- Exercise objective
Extract each line of the data below exactly as written.
┌─ Recorded information
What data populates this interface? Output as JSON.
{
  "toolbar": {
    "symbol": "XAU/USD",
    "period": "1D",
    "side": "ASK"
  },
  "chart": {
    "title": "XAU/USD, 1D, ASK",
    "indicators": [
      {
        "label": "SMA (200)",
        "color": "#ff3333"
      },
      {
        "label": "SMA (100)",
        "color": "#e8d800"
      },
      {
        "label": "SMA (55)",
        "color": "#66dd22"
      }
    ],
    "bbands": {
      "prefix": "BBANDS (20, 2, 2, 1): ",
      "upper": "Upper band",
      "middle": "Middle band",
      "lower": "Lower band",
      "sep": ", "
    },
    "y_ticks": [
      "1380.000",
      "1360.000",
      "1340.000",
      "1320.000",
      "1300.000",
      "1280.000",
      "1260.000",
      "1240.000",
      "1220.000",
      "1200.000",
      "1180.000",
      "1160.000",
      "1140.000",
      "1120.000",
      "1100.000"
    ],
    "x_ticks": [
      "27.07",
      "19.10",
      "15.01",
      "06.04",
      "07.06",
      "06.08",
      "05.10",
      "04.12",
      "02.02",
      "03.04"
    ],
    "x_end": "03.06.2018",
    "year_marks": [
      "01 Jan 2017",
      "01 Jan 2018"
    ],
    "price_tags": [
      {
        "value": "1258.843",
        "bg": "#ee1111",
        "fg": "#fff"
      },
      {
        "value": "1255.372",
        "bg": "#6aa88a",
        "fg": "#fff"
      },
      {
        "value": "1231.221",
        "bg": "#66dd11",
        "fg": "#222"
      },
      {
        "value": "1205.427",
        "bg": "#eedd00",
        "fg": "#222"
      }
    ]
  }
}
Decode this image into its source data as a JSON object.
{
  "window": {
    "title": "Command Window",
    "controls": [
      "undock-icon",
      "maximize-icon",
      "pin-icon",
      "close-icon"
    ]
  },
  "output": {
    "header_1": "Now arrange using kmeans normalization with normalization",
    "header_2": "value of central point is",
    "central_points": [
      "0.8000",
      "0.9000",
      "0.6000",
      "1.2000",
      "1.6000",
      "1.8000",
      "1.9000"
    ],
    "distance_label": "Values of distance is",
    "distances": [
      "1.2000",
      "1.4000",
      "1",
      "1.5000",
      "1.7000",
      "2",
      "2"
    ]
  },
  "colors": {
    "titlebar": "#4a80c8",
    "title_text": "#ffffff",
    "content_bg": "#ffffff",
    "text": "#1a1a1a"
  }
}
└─
- The answer
What data populates this interface? Output as JSON.
{
  "toolbar": {
    "symbol": "XAU/USD",
    "period": "1D",
    "side": "ASK"
  },
  "chart": {
    "title": "XAU/USD, 1D, ASK",
    "indicators": [
      {
        "label": "SMA (200)",
        "color": "#ff3333"
      },
      {
        "label": "SMA (100)",
        "color": "#e8d800"
      },
      {
        "label": "SMA (55)",
        "color": "#66dd22"
      }
    ],
    "bbands": {
      "prefix": "BBANDS (20, 2, 2, 1): ",
      "upper": "Upper band",
      "middle": "Middle band",
      "lower": "Lower band",
      "sep": ", "
    },
    "y_ticks": [
      "1380.000",
      "1360.000",
      "1340.000",
      "1320.000",
      "1300.000",
      "1280.000",
      "1260.000",
      "1240.000",
      "1220.000",
      "1200.000",
      "1180.000",
      "1160.000",
      "1140.000",
      "1120.000",
      "1100.000"
    ],
    "x_ticks": [
      "27.07",
      "19.10",
      "15.01",
      "06.04",
      "07.06",
      "06.08",
      "05.10",
      "04.12",
      "02.02",
      "03.04"
    ],
    "x_end": "03.06.2018",
    "year_marks": [
      "01 Jan 2017",
      "01 Jan 2018"
    ],
    "price_tags": [
      {
        "value": "1258.843",
        "bg": "#ee1111",
        "fg": "#fff"
      },
      {
        "value": "1255.372",
        "bg": "#6aa88a",
        "fg": "#fff"
      },
      {
        "value": "1231.221",
        "bg": "#66dd11",
        "fg": "#222"
      },
      {
        "value": "1205.427",
        "bg": "#eedd00",
        "fg": "#222"
      }
    ]
  }
}
Decode this image into its source data as a JSON object.
{
  "window": {
    "title": "Command Window",
    "controls": [
      "undock-icon",
      "maximize-icon",
      "pin-icon",
      "close-icon"
    ]
  },
  "output": {
    "header_1": "Now arrange using kmeans normalization with normalization",
    "header_2": "value of central point is",
    "central_points": [
      "0.8000",
      "0.9000",
      "0.6000",
      "1.2000",
      "1.6000",
      "1.8000",
      "1.9000"
    ],
    "distance_label": "Values of distance is",
    "distances": [
      "1.2000",
      "1.4000",
      "1",
      "1.5000",
      "1.7000",
      "2",
      "2"
    ]
  },
  "colors": {
    "titlebar": "#4a80c8",
    "title_text": "#ffffff",
    "content_bg": "#ffffff",
    "text": "#1a1a1a"
  }
}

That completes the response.